» WHAT YOU NEED TO DO: Lines with the word "南宁市第四人民医院" are the answer; copy each of them from the data below.

» Data records for software interfaces:
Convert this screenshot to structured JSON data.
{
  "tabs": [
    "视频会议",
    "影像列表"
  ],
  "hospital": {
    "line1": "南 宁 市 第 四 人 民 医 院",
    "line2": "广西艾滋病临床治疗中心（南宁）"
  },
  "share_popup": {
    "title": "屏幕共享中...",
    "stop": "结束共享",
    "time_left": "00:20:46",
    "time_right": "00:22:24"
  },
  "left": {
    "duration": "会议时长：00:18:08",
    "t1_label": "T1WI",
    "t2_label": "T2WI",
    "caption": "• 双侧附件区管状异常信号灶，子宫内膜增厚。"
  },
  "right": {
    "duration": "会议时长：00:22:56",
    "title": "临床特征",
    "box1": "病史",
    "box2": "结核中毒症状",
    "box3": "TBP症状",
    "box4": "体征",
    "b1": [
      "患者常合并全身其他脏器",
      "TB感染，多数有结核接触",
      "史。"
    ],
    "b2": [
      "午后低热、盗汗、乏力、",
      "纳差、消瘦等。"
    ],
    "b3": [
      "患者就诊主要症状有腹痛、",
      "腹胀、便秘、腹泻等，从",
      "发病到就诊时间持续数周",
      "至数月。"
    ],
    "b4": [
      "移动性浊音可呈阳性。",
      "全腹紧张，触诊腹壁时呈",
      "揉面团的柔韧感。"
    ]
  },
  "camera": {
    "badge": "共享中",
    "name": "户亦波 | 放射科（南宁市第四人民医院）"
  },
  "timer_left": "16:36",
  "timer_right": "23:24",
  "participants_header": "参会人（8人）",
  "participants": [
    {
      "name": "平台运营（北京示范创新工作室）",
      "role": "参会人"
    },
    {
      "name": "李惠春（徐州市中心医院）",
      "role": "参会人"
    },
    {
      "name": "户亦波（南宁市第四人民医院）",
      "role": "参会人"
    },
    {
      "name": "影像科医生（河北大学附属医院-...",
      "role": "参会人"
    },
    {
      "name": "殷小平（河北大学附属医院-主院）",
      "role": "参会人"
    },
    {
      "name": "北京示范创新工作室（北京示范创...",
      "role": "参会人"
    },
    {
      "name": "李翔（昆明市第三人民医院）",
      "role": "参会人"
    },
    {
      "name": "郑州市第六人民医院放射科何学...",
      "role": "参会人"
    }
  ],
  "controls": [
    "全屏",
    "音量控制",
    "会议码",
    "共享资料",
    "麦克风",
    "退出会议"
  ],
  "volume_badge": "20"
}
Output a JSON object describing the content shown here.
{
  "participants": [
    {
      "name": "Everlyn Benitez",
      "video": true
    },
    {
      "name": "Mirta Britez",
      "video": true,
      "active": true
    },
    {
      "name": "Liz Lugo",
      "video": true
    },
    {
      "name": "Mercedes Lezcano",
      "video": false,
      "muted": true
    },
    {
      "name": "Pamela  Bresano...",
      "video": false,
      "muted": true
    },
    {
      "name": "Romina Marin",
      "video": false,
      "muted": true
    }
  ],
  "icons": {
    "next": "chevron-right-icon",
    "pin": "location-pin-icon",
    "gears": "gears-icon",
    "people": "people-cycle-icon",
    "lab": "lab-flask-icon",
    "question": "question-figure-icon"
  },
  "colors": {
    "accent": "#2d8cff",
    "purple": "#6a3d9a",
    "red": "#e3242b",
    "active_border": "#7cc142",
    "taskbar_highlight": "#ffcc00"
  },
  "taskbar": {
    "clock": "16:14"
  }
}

» EXPECTED ANSWER:
    "name": "户亦波 | 放射科（南宁市第四人民医院）"
      "name": "户亦波（南宁市第四人民医院）",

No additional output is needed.